Joyce Lee, M.D., M.P.H.
Associate Professor, Department of Pediatrics and Communicable Diseases
Associate Professor, Environmental Health Sciences
Tel: 734-936-9360; Fax: 734-764-2599
Joyce Lee is a pediatrician, diabetes specialist, and clinical and health services researcher. She is very interested in the notion that human centered design and design thinking combined with emerging technologies such as mobile technology, data visualization, and social media can transform the research enterprise and the delivery of clinical care.
She attended Brown University for her undergraduate education, the University of Pennsylvania for her medical degree, where she was elected to the Alpha Omega Alpha Honors Society, and she completed her internship and residency in General Pediatrics at the Boston Combined Residency Program (Children's Hospital, Boston, and Boston Medical Center). She is one of few individuals across the country who has completed dual training in Pediatric Endocrinology and Pediatric Health Services Research. In addition, she received her Master in Public Health degree from the Department of Health Management and Policy at the University of Michigan.
Lee is the principal investigator on several NIH-funded studies focusing on childhood obesity, and on type 2 diabetes risk. To study obesity and diabetes, she incorporates a variety of methodologies, including cross-sectional and longitudinal epidemiologic analyses, transition state modeling techniques, agent based modeling techniques, applied clinical research, and cost-effectiveness analysis.
She co-directs the Program in Mobile Technology for Enhancing Child Health, which has the goal of creating mobile technology systems that can enhance chronic disease adherence in children, with a specific focus on adolescents with type 1 diabetes. In addition, in June 2013, she was appointed as the first Social Media Editor for JAMA Pediatrics.
M.P.H., University of Michigan, 2006
M.D., University of Pennsylvania, 2000
Research Interests & Projects

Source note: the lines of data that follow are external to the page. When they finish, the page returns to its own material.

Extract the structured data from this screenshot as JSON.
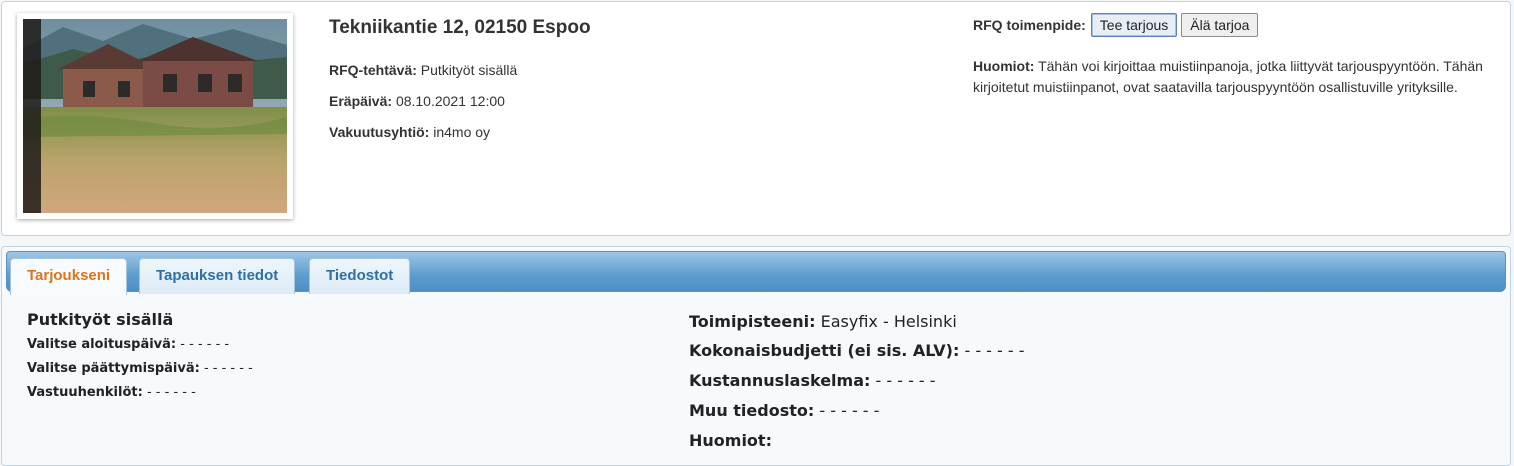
{
  "header": {
    "address": "Tekniikantie 12, 02150 Espoo",
    "rfq_task_label": "RFQ-tehtävä:",
    "rfq_task_value": "Putkityöt sisällä",
    "due_label": "Eräpäivä:",
    "due_value": "08.10.2021 12:00",
    "insurer_label": "Vakuutusyhtiö:",
    "insurer_value": "in4mo oy"
  },
  "rfq_action": {
    "label": "RFQ toimenpide:",
    "make_offer": "Tee tarjous",
    "no_offer": "Älä tarjoa"
  },
  "notes": {
    "label": "Huomiot:",
    "text": "Tähän voi kirjoittaa muistiinpanoja, jotka liittyvät tarjouspyyntöön. Tähän kirjoitetut muistiinpanot, ovat saatavilla tarjouspyyntöön osallistuville yrityksille."
  },
  "tabs": [
    {
      "label": "Tarjoukseni",
      "active": true
    },
    {
      "label": "Tapauksen tiedot",
      "active": false
    },
    {
      "label": "Tiedostot",
      "active": false
    }
  ],
  "offer": {
    "title": "Putkityöt sisällä",
    "start_label": "Valitse aloituspäivä:",
    "start_value": "- - - - - -",
    "end_label": "Valitse päättymispäivä:",
    "end_value": "- - - - - -",
    "responsible_label": "Vastuuhenkilöt:",
    "responsible_value": "- - - - - -",
    "office_label": "Toimipisteeni:",
    "office_value": "Easyfix - Helsinki",
    "budget_label": "Kokonaisbudjetti (ei sis. ALV):",
    "budget_value": "- - - - - -",
    "calc_label": "Kustannuslaskelma:",
    "calc_value": "- - - - - -",
    "other_label": "Muu tiedosto:",
    "other_value": "- - - - - -",
    "notes_label": "Huomiot:"
  }
}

Dr. Lee's research focuses on the epidemiology of diabetes (type 1 and type 2) and obesity in children, health outcomes and quality of life for children with diabetes, and the link between childhood obesity and its long-term endocrine consequences, including pubertal maturation and development of diabetes over the life course.